For tens of thousands of Illinoisans, this Tuesday is a grim one. Around 127,000 jobless people across the state will lose emergency unemployment insurance after today and thousands more could be hurled back into a weak employment market, as funding for Put Illinois To Work (PITW) -- a jobs program paid for largely by federal stimulus dollars -- runs dry at the close of business this afternoon. One Chicago employer that participated in PITW will keep on less than half of the 80 workers it was able to hire thanks to the program, with another 15 kept as temps:
CPC, a contract manufacturer and packager on Chicago's South Side, will hire 32 of its 80 participants as full- or part-time employees and retain another 15 as temporary workers based on demand, said Vice Chairman Yasar Samarah. The program enabled CPC to add to its previous workforce of 110.
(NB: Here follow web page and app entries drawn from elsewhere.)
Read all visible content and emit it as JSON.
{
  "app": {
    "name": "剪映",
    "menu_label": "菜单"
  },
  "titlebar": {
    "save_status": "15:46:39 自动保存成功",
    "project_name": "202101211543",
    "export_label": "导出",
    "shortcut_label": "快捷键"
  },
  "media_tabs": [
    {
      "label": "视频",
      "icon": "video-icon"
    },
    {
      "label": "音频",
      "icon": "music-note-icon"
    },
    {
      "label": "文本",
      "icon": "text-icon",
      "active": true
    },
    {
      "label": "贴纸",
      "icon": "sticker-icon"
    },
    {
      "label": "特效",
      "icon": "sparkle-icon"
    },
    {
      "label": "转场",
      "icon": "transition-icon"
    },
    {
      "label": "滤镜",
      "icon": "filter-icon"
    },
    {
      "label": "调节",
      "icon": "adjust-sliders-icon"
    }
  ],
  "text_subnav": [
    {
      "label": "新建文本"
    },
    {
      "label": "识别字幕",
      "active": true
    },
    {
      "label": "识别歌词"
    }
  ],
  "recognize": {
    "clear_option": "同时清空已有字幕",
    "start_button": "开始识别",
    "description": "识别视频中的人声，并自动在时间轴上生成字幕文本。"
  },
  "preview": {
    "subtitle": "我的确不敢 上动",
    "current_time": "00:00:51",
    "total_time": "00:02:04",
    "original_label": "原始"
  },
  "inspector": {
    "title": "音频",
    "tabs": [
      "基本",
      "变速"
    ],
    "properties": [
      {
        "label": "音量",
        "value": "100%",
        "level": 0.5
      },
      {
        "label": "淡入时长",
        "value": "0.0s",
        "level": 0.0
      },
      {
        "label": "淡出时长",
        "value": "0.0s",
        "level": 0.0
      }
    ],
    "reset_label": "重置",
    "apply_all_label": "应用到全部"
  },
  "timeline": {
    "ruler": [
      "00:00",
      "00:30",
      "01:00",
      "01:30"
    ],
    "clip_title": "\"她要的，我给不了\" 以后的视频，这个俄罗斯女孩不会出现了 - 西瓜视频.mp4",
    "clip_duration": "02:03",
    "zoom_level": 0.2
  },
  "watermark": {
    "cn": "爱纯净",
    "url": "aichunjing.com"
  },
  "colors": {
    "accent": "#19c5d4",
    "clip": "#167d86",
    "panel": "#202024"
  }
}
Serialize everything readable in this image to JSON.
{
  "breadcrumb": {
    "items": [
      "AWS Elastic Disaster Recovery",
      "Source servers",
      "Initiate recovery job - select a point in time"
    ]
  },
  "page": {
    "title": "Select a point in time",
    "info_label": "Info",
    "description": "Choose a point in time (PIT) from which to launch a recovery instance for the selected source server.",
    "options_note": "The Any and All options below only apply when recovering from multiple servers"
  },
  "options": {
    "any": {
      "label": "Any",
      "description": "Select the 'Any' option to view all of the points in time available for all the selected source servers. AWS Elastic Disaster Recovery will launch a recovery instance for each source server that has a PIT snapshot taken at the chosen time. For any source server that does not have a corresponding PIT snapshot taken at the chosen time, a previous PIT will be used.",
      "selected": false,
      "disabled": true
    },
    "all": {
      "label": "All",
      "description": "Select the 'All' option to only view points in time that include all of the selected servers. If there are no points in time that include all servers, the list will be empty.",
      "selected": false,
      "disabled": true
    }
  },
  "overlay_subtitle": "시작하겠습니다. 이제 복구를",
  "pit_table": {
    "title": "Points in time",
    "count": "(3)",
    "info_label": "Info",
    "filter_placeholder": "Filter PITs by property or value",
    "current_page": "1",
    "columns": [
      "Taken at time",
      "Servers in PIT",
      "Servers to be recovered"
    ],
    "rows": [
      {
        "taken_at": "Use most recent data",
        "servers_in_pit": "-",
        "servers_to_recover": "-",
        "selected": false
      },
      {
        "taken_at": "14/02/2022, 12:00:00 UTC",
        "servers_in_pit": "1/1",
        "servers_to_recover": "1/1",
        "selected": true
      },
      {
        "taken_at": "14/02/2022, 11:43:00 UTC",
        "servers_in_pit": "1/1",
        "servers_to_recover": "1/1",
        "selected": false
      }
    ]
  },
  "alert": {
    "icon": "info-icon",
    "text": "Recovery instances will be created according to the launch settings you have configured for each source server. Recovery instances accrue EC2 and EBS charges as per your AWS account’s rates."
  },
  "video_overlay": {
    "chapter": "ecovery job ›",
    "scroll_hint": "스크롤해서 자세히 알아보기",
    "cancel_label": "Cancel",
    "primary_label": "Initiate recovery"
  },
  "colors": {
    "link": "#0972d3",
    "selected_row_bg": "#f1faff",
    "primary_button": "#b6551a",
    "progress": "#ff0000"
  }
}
An extension of unemployment benefits and funding for PITW are both held up in the U.S. Senate, which has started its lame duck session. Over the next couple of weeks, the politics of extending the Bush-era tax cuts for the very wealthiest Americans may very well decide if the long-term unemployed and low-income workers in Illinois and elsewhere get help once again. Illinois Sen. Dick Durbin said Sunday he wants to put unemployment and several tax credits "on the table" in the upcoming negotiations the tax cut extension. Watch this clip from NBC's Meet The Press (the full interview is available here):
A Durbin spokesperson told Progress Illinois this morning that funding for programs like PITW is "not dead" either, but rather part of the package that Durbin will be pushing in December.
UPDATE (5:36 p.m.): Put Illinois To Work got an extension today until January 15 of next year -- by Gov. Pat Quinn's administration, not Congress (H/T to Illinois Observer). A Quinn spokesperson said the extension will cost $47 million and be paid for by bonding a portion of the state's share of the 1998 tobacco settlement. Quinn committed $75 million in state dollars on September 30 to extend PITW through the end of November earlier this fall.